═════ INFORMATION PROVIDED ═════

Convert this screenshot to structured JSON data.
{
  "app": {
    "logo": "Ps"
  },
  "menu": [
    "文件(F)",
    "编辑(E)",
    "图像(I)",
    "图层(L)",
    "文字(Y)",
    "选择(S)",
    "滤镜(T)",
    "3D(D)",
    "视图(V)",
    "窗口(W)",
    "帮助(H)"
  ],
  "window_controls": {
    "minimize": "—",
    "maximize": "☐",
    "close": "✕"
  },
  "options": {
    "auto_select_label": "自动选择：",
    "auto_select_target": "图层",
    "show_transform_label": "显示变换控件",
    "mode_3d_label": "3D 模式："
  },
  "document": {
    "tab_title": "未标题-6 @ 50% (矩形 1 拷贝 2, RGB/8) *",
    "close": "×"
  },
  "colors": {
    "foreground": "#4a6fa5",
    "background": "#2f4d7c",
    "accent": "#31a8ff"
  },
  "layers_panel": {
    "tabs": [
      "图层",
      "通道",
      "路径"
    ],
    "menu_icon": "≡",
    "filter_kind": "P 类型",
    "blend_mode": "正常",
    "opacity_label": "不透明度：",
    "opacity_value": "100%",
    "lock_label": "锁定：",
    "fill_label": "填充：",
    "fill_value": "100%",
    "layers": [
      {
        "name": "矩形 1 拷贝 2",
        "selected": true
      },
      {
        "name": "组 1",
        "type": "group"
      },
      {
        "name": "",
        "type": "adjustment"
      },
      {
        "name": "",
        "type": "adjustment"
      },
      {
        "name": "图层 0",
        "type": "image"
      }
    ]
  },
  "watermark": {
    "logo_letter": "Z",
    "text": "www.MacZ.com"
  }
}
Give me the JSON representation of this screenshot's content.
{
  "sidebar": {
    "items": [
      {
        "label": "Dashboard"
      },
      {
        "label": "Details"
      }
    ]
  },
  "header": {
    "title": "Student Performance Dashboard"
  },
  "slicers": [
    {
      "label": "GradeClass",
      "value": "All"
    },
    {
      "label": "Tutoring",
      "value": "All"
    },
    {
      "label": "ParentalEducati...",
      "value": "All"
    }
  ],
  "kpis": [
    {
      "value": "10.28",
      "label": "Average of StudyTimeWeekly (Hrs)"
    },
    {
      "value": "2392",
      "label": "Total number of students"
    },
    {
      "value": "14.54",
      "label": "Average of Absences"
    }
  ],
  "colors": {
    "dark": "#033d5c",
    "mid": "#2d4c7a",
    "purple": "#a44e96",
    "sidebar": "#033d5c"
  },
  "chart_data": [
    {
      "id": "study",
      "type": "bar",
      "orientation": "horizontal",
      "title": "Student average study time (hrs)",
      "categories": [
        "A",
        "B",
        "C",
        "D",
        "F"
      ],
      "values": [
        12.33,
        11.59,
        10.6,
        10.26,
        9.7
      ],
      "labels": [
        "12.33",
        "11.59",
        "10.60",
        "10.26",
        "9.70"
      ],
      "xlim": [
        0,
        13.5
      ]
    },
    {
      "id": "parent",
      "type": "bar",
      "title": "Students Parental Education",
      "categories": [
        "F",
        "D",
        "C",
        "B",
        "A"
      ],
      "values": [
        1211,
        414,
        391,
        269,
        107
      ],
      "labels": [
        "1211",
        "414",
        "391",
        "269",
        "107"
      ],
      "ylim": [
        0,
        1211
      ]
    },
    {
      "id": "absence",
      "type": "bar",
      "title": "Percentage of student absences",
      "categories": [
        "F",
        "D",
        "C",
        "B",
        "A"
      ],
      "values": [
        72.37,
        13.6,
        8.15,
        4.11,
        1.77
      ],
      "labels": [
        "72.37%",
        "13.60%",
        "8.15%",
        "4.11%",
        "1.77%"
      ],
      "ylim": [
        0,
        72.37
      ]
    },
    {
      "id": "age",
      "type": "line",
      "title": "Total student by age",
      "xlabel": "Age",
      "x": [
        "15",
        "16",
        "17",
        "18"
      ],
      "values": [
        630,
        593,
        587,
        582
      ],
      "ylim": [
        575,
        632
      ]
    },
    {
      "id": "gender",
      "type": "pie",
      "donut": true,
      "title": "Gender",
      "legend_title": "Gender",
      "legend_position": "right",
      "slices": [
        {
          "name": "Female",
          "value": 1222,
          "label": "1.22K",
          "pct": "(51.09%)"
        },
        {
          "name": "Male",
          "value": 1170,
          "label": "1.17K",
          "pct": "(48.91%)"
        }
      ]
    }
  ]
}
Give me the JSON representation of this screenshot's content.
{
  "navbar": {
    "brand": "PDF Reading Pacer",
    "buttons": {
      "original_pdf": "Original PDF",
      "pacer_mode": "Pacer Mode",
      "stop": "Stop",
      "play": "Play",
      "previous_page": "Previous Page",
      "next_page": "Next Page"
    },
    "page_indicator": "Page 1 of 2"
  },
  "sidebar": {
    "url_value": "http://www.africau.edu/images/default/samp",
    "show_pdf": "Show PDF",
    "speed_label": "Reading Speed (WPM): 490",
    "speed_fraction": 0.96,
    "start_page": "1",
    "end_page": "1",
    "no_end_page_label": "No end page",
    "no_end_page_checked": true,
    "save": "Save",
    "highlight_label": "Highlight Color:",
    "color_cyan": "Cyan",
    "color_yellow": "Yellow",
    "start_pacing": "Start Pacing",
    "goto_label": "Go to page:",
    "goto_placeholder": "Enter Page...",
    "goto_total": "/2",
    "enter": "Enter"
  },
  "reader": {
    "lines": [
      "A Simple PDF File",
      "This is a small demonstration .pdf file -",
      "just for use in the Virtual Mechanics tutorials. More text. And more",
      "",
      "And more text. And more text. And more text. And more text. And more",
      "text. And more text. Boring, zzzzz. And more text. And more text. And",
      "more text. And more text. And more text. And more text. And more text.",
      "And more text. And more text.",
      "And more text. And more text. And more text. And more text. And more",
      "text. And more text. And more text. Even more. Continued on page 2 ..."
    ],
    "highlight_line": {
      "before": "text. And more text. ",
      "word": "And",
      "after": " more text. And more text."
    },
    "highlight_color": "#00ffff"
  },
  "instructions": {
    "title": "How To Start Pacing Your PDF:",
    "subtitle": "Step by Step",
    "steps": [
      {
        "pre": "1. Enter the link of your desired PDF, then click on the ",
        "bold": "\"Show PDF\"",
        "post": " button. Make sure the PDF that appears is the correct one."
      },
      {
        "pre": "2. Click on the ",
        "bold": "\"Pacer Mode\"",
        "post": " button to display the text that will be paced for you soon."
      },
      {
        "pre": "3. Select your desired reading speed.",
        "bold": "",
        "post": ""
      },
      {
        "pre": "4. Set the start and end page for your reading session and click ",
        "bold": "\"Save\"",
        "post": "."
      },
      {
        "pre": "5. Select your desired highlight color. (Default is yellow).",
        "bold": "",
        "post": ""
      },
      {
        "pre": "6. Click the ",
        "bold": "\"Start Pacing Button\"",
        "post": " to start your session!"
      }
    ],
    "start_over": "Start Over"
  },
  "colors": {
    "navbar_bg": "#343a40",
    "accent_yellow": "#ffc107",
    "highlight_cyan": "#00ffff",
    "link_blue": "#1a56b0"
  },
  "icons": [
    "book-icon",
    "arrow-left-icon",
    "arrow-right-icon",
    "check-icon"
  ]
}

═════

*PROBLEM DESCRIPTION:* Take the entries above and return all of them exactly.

*EXPECTED ANSWER:*
Convert this screenshot to structured JSON data.
{
  "app": {
    "logo": "Ps"
  },
  "menu": [
    "文件(F)",
    "编辑(E)",
    "图像(I)",
    "图层(L)",
    "文字(Y)",
    "选择(S)",
    "滤镜(T)",
    "3D(D)",
    "视图(V)",
    "窗口(W)",
    "帮助(H)"
  ],
  "window_controls": {
    "minimize": "—",
    "maximize": "☐",
    "close": "✕"
  },
  "options": {
    "auto_select_label": "自动选择：",
    "auto_select_target": "图层",
    "show_transform_label": "显示变换控件",
    "mode_3d_label": "3D 模式："
  },
  "document": {
    "tab_title": "未标题-6 @ 50% (矩形 1 拷贝 2, RGB/8) *",
    "close": "×"
  },
  "colors": {
    "foreground": "#4a6fa5",
    "background": "#2f4d7c",
    "accent": "#31a8ff"
  },
  "layers_panel": {
    "tabs": [
      "图层",
      "通道",
      "路径"
    ],
    "menu_icon": "≡",
    "filter_kind": "P 类型",
    "blend_mode": "正常",
    "opacity_label": "不透明度：",
    "opacity_value": "100%",
    "lock_label": "锁定：",
    "fill_label": "填充：",
    "fill_value": "100%",
    "layers": [
      {
        "name": "矩形 1 拷贝 2",
        "selected": true
      },
      {
        "name": "组 1",
        "type": "group"
      },
      {
        "name": "",
        "type": "adjustment"
      },
      {
        "name": "",
        "type": "adjustment"
      },
      {
        "name": "图层 0",
        "type": "image"
      }
    ]
  },
  "watermark": {
    "logo_letter": "Z",
    "text": "www.MacZ.com"
  }
}
Give me the JSON representation of this screenshot's content.
{
  "sidebar": {
    "items": [
      {
        "label": "Dashboard"
      },
      {
        "label": "Details"
      }
    ]
  },
  "header": {
    "title": "Student Performance Dashboard"
  },
  "slicers": [
    {
      "label": "GradeClass",
      "value": "All"
    },
    {
      "label": "Tutoring",
      "value": "All"
    },
    {
      "label": "ParentalEducati...",
      "value": "All"
    }
  ],
  "kpis": [
    {
      "value": "10.28",
      "label": "Average of StudyTimeWeekly (Hrs)"
    },
    {
      "value": "2392",
      "label": "Total number of students"
    },
    {
      "value": "14.54",
      "label": "Average of Absences"
    }
  ],
  "colors": {
    "dark": "#033d5c",
    "mid": "#2d4c7a",
    "purple": "#a44e96",
    "sidebar": "#033d5c"
  },
  "chart_data": [
    {
      "id": "study",
      "type": "bar",
      "orientation": "horizontal",
      "title": "Student average study time (hrs)",
      "categories": [
        "A",
        "B",
        "C",
        "D",
        "F"
      ],
      "values": [
        12.33,
        11.59,
        10.6,
        10.26,
        9.7
      ],
      "labels": [
        "12.33",
        "11.59",
        "10.60",
        "10.26",
        "9.70"
      ],
      "xlim": [
        0,
        13.5
      ]
    },
    {
      "id": "parent",
      "type": "bar",
      "title": "Students Parental Education",
      "categories": [
        "F",
        "D",
        "C",
        "B",
        "A"
      ],
      "values": [
        1211,
        414,
        391,
        269,
        107
      ],
      "labels": [
        "1211",
        "414",
        "391",
        "269",
        "107"
      ],
      "ylim": [
        0,
        1211
      ]
    },
    {
      "id": "absence",
      "type": "bar",
      "title": "Percentage of student absences",
      "categories": [
        "F",
        "D",
        "C",
        "B",
        "A"
      ],
      "values": [
        72.37,
        13.6,
        8.15,
        4.11,
        1.77
      ],
      "labels": [
        "72.37%",
        "13.60%",
        "8.15%",
        "4.11%",
        "1.77%"
      ],
      "ylim": [
        0,
        72.37
      ]
    },
    {
      "id": "age",
      "type": "line",
      "title": "Total student by age",
      "xlabel": "Age",
      "x": [
        "15",
        "16",
        "17",
        "18"
      ],
      "values": [
        630,
        593,
        587,
        582
      ],
      "ylim": [
        575,
        632
      ]
    },
    {
      "id": "gender",
      "type": "pie",
      "donut": true,
      "title": "Gender",
      "legend_title": "Gender",
      "legend_position": "right",
      "slices": [
        {
          "name": "Female",
          "value": 1222,
          "label": "1.22K",
          "pct": "(51.09%)"
        },
        {
          "name": "Male",
          "value": 1170,
          "label": "1.17K",
          "pct": "(48.91%)"
        }
      ]
    }
  ]
}
Give me the JSON representation of this screenshot's content.
{
  "navbar": {
    "brand": "PDF Reading Pacer",
    "buttons": {
      "original_pdf": "Original PDF",
      "pacer_mode": "Pacer Mode",
      "stop": "Stop",
      "play": "Play",
      "previous_page": "Previous Page",
      "next_page": "Next Page"
    },
    "page_indicator": "Page 1 of 2"
  },
  "sidebar": {
    "url_value": "http://www.africau.edu/images/default/samp",
    "show_pdf": "Show PDF",
    "speed_label": "Reading Speed (WPM): 490",
    "speed_fraction": 0.96,
    "start_page": "1",
    "end_page": "1",
    "no_end_page_label": "No end page",
    "no_end_page_checked": true,
    "save": "Save",
    "highlight_label": "Highlight Color:",
    "color_cyan": "Cyan",
    "color_yellow": "Yellow",
    "start_pacing": "Start Pacing",
    "goto_label": "Go to page:",
    "goto_placeholder": "Enter Page...",
    "goto_total": "/2",
    "enter": "Enter"
  },
  "reader": {
    "lines": [
      "A Simple PDF File",
      "This is a small demonstration .pdf file -",
      "just for use in the Virtual Mechanics tutorials. More text. And more",
      "",
      "And more text. And more text. And more text. And more text. And more",
      "text. And more text. Boring, zzzzz. And more text. And more text. And",
      "more text. And more text. And more text. And more text. And more text.",
      "And more text. And more text.",
      "And more text. And more text. And more text. And more text. And more",
      "text. And more text. And more text. Even more. Continued on page 2 ..."
    ],
    "highlight_line": {
      "before": "text. And more text. ",
      "word": "And",
      "after": " more text. And more text."
    },
    "highlight_color": "#00ffff"
  },
  "instructions": {
    "title": "How To Start Pacing Your PDF:",
    "subtitle": "Step by Step",
    "steps": [
      {
        "pre": "1. Enter the link of your desired PDF, then click on the ",
        "bold": "\"Show PDF\"",
        "post": " button. Make sure the PDF that appears is the correct one."
      },
      {
        "pre": "2. Click on the ",
        "bold": "\"Pacer Mode\"",
        "post": " button to display the text that will be paced for you soon."
      },
      {
        "pre": "3. Select your desired reading speed.",
        "bold": "",
        "post": ""
      },
      {
        "pre": "4. Set the start and end page for your reading session and click ",
        "bold": "\"Save\"",
        "post": "."
      },
      {
        "pre": "5. Select your desired highlight color. (Default is yellow).",
        "bold": "",
        "post": ""
      },
      {
        "pre": "6. Click the ",
        "bold": "\"Start Pacing Button\"",
        "post": " to start your session!"
      }
    ],
    "start_over": "Start Over"
  },
  "colors": {
    "navbar_bg": "#343a40",
    "accent_yellow": "#ffc107",
    "highlight_cyan": "#00ffff",
    "link_blue": "#1a56b0"
  },
  "icons": [
    "book-icon",
    "arrow-left-icon",
    "arrow-right-icon",
    "check-icon"
  ]
}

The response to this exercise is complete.